2. The disposition of Case No. A91A0043, reversing the lien judgments, renders it unnecessary to consider Case No. A91A0738.
ON MOTION FOR REHEARING.
On motion for rehearing, appellee B & A Equipment Company contends that Cumberland &c. Ltd. v. Builders Steel Supply, 169 Ga. App. 945 (315 SE2d 484)
is controlling precedent for this case. However, Cumberland is physical precedent only, according to Court of Appeals Rule 35 (b). In point of fact, the special concurrence in Cumberland raised the same concern about the language quoted from Levy v. G. E. C. Corp., 117 Ga. App. 673
, 677 (161 SE2d 339
), which we clarify in our opinion in this case.
In the Cumberland case, the entire panel agreed that the evidence provided a sufficient basis upon which the jury could conclude that the last services and materials pursuant to the contract were furnished within three months of lien filing. The full evidence is not recited in Cumberland, and it cannot be said that evidence was identical to the evidence in this case. In this case the evidence demands a finding that the last services and materials were in fact furnished pursuant to the contract not later than February 27, 1988; on that basis appellant was entitled to directed verdict under the law and the matter should not have been submitted to a jury. OCGA 9-11-50

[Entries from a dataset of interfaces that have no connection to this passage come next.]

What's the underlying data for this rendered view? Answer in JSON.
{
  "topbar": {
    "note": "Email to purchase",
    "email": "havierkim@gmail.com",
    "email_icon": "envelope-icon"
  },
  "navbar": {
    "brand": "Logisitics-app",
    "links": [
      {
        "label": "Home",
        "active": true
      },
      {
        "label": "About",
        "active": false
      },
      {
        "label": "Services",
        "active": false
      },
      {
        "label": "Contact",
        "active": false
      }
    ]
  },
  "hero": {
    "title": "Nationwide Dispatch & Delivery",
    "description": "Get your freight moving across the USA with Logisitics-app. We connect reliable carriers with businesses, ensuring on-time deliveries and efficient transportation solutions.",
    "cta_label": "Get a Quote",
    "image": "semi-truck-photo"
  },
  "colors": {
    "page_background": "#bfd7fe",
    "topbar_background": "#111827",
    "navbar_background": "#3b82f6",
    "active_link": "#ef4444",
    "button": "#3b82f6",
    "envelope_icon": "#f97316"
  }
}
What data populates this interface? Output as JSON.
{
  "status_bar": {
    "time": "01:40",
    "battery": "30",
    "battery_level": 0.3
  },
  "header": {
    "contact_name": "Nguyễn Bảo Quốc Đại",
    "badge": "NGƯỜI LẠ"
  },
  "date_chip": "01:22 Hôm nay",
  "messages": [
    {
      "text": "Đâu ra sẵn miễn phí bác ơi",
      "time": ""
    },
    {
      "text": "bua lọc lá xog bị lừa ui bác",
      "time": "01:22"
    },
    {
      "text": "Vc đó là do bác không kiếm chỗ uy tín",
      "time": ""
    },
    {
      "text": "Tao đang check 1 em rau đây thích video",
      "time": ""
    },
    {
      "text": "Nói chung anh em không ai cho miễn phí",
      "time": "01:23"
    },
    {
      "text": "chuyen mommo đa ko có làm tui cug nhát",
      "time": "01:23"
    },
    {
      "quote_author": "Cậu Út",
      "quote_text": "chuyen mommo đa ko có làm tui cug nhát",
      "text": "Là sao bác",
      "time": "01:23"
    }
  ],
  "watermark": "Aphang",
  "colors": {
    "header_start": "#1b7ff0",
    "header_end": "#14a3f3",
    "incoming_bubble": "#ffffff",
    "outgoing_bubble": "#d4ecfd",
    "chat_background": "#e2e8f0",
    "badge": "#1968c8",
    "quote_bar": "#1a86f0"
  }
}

Moreover, because the evidence demands a finding that the contract was in fact completed and performed no later than February 27, 1981, and because it is self-evident that a contractor cannot go back indefinitely and "check" to see if it had completed its work, or do some "repair" or other activity sua sponte, and thus extend the time for lien filing, we did not say much about the substantial foreign and scholarly legal authority on the subject, but there are powerful policy reasons for our conclusion upon this evidence. The position of appellee completely disembowels the lien laws; suffice it to say that the sanctity of the lien laws, not the supposed sanctity of an unauthorized jury verdict, demands the result obtained upon the evidence in this case on appeal.
Motion for rehearing denied.
Stewart, Melvin & House, William H. Blalock, Jr., for appellee.